Our collective opinion is that we wished she had bit the bullet and done RN from the get-go.

YMMV

Possible Career Changer

Possible Career Changer

Specializes in no nursing experience, potential career changer. 19 Posts

Very good points, indeed! Your wife is an LPN, not an LVN, so you do not live in California, where on average the wait-list for an affordable community college ADN program is two or more years, though. Of course, there are private schools here that will gladly charge you $80,000 tuition for an ADN program without a wait list, but obtaining that amount of debt that isn't a smart move for a person in their 40s.

My point is, getting an LVN first, then obtaining valuable work experience as a nurse - even quite possibly at an acute-care hospital nowadays - puts one in a better position to land a job as a new-hire RN with an ADN, as opposed to a new-hire ADN without any nursing experience at all. I agree it with you that will be close to impossible to work full-time as an LVN during an RN program. Get the work experience as an LVN on your resume, then quit and become a full-time RN student whenever (if ever) you get off the wait-list. Then you'll stand out more in a pool of ADN RN applicants with only non-nursing jobs on their resume. 

FiremedicMike

FiremedicMike, RN, EMT-P

Specializes in ED RN, Firefighter/Paramedic. 317 Posts

57 minutes ago, Possible Career Changer said:

Very good points, indeed! Your wife is an LPN, not an LVN, so you do not live in California, where on average the wait-list for an affordable community college ADN program is two or more years, though. Of course, there are private schools here that will gladly charge you $80,000 tuition for an ADN program without a wait list, but obtaining that amount of debt that isn't a smart move for a person in their 40s.

My point is, getting an LVN first, then obtaining valuable work experience as a nurse - even quite possibly at an acute-care hospital nowadays - puts one in a better position to land a job as a new-hire RN with an ADN, as opposed to a new-hire ADN without any nursing experience at all. I agree it with you that will be close to impossible to work full-time as an LVN during an RN program. Get the work experience as an LVN on your resume, then quit and become a full-time RN student whenever (if ever) you get off the wait-list. Then you'll stand out more in a pool of ADN RN applicants with only non-nursing jobs on their resume. 

Correct, not California.  In fact we had a group exit interview with our program leadership a few weeks ago where they said they haven't even filled all seats since the beginning of COVID.

Sounds like you're going into this with a good amount of information.  Your age isn't a factor beyond prepping for being exhausted (I started ADN at 40). 

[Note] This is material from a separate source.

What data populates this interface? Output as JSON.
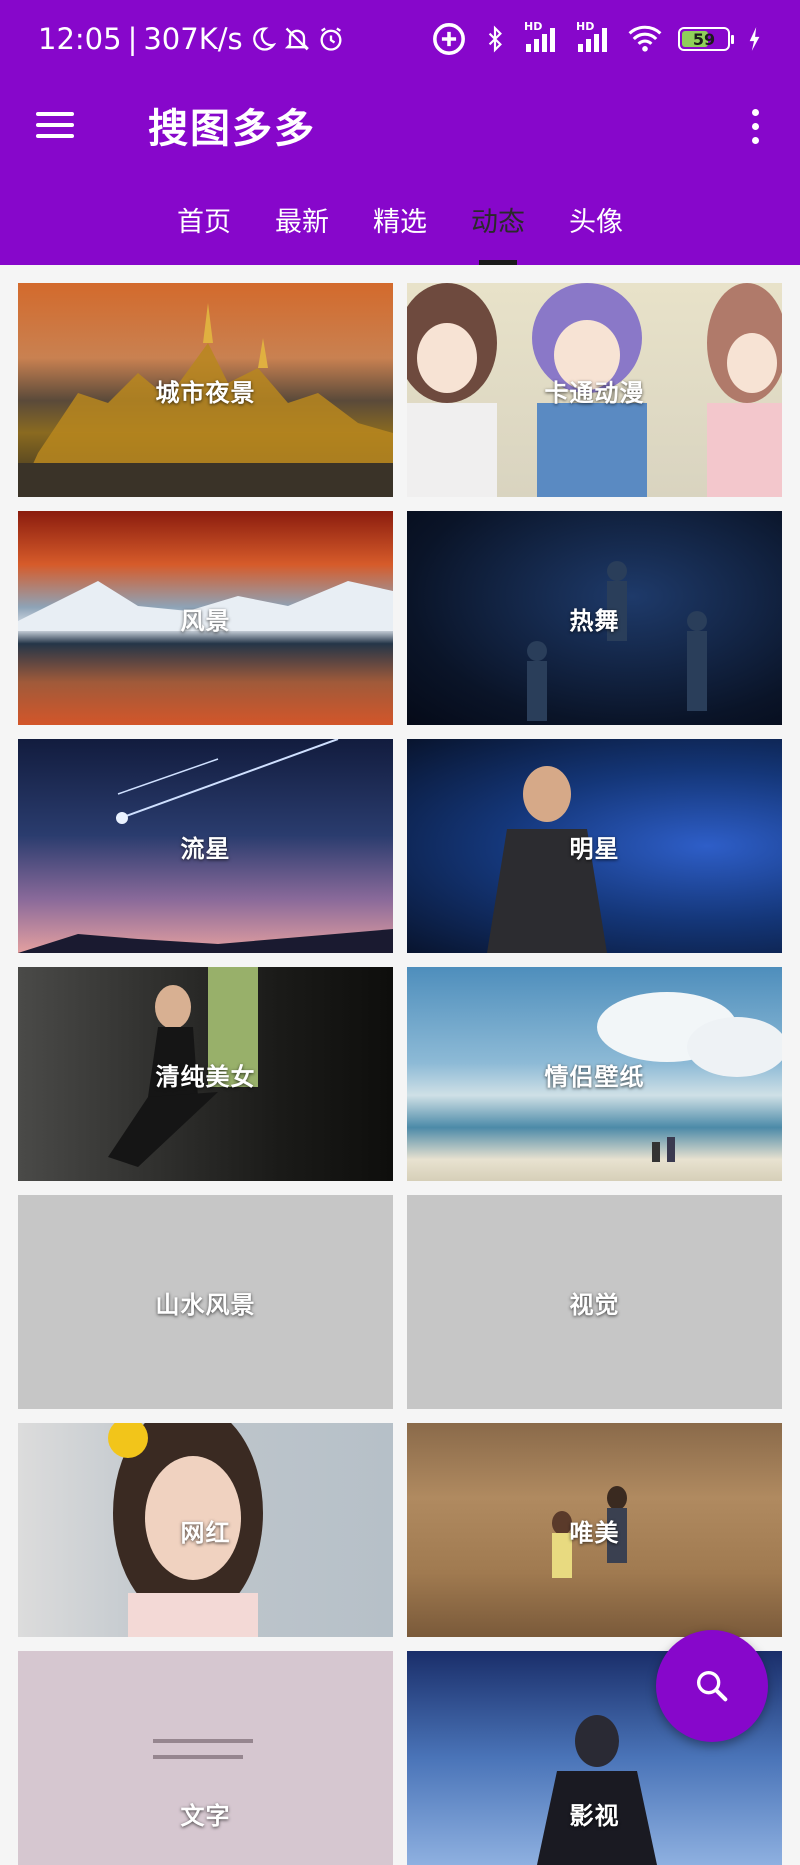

Last thing I'll add - I can't speak for pay rates in California and whether you can make a living on LPN/LVN pay, but where I am, LPNs are making between 34k-58k and >50k is really in top percentile of salaries.  It would be difficult (but not impossible) to make a solo living on those salaries in this area..